* **EXERCISE INSTRUCTIONS**
Among the entries below, find the lines with "time" and copy them.

--------

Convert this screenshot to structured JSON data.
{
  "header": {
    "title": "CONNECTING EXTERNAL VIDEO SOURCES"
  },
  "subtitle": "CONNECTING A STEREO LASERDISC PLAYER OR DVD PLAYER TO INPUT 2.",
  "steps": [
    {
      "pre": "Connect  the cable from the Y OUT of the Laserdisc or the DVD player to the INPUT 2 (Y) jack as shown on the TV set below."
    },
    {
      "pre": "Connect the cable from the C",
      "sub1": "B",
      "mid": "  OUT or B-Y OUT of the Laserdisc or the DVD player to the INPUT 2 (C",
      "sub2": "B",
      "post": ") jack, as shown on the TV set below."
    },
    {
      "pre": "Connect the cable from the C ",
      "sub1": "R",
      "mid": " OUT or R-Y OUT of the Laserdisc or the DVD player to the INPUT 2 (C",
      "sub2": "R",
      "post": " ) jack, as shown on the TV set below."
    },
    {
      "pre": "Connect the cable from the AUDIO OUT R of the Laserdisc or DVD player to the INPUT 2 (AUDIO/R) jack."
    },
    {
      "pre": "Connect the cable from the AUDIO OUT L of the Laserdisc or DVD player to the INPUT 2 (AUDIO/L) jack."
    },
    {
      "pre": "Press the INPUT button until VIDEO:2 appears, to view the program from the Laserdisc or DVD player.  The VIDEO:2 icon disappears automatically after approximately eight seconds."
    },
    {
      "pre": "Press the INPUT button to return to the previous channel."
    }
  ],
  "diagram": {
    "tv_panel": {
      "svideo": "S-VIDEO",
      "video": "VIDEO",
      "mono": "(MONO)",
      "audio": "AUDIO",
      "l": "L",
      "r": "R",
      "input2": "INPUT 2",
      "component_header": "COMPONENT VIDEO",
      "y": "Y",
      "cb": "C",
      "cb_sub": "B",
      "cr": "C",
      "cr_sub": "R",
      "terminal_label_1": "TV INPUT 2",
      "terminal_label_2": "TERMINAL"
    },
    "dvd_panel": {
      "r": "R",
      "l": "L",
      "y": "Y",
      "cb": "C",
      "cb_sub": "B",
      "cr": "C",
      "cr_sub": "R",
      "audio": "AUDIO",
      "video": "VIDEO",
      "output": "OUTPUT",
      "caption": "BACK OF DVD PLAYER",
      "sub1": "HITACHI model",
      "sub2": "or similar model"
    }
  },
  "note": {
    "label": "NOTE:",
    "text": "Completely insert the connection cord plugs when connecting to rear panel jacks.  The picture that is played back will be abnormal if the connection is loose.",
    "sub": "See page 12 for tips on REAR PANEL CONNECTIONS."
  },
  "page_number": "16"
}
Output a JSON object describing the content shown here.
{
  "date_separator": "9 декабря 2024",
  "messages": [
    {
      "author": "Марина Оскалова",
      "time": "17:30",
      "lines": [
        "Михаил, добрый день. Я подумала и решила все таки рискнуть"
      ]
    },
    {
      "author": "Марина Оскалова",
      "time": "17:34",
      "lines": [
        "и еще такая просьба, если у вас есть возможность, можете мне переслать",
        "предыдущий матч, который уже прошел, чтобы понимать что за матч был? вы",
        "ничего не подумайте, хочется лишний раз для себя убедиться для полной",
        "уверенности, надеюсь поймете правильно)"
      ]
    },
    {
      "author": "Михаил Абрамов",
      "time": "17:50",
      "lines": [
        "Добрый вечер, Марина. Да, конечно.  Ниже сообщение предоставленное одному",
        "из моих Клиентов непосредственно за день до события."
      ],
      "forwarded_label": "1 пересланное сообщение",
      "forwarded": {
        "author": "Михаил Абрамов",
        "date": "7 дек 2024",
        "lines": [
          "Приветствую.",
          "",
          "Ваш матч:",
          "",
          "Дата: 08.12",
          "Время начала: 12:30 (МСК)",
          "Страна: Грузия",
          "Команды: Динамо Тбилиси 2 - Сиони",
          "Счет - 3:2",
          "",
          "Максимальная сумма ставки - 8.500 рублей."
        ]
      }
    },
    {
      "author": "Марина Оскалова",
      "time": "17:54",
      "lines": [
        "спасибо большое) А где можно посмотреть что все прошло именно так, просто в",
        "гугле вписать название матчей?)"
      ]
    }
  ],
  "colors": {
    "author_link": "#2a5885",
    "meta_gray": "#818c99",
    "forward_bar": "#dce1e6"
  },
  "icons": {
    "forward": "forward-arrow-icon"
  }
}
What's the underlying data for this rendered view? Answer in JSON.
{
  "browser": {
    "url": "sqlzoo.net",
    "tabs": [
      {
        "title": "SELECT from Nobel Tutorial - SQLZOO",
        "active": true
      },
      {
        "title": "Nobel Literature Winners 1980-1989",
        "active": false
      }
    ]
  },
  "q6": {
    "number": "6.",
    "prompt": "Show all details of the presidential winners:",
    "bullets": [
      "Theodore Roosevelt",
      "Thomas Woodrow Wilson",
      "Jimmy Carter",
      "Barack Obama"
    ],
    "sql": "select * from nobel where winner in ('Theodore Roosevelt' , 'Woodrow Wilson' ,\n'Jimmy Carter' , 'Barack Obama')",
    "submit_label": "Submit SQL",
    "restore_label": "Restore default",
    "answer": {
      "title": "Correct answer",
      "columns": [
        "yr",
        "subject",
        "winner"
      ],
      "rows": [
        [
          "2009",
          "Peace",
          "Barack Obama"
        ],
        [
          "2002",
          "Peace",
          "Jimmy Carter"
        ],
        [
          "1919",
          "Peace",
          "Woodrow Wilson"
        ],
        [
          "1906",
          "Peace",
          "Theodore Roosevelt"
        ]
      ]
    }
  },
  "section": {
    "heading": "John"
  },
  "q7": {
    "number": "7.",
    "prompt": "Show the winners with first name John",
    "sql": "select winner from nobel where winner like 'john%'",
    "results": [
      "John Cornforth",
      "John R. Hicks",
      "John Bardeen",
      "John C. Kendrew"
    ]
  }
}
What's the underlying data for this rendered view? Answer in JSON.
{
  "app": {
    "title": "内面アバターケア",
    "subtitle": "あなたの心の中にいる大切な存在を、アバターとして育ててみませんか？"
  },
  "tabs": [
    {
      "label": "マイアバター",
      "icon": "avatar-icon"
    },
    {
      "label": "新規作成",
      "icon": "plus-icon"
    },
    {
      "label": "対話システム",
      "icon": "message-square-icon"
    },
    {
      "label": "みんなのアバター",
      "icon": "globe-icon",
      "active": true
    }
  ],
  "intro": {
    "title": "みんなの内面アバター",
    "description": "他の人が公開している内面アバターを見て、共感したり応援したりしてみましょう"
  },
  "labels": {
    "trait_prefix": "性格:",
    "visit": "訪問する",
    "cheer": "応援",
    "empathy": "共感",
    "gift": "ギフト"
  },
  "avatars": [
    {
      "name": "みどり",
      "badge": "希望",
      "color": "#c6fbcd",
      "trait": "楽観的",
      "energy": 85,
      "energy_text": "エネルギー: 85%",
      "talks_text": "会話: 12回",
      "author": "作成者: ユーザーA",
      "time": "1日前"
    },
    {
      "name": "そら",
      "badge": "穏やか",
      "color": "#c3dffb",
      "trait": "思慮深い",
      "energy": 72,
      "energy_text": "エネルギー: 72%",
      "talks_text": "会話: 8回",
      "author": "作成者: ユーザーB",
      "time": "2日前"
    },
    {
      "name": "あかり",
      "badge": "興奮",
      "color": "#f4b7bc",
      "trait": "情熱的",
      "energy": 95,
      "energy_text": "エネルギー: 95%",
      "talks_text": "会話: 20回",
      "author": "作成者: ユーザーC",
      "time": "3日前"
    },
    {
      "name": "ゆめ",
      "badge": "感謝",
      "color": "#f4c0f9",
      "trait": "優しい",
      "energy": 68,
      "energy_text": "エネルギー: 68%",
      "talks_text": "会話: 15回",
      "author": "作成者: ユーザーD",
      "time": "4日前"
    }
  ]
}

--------

* **WRITTEN SOLUTION**
      "time": "17:30",
      "time": "17:34",
      "time": "17:50",
      "time": "17:54",
      "time": "1日前"
      "time": "2日前"
      "time": "3日前"
      "time": "4日前"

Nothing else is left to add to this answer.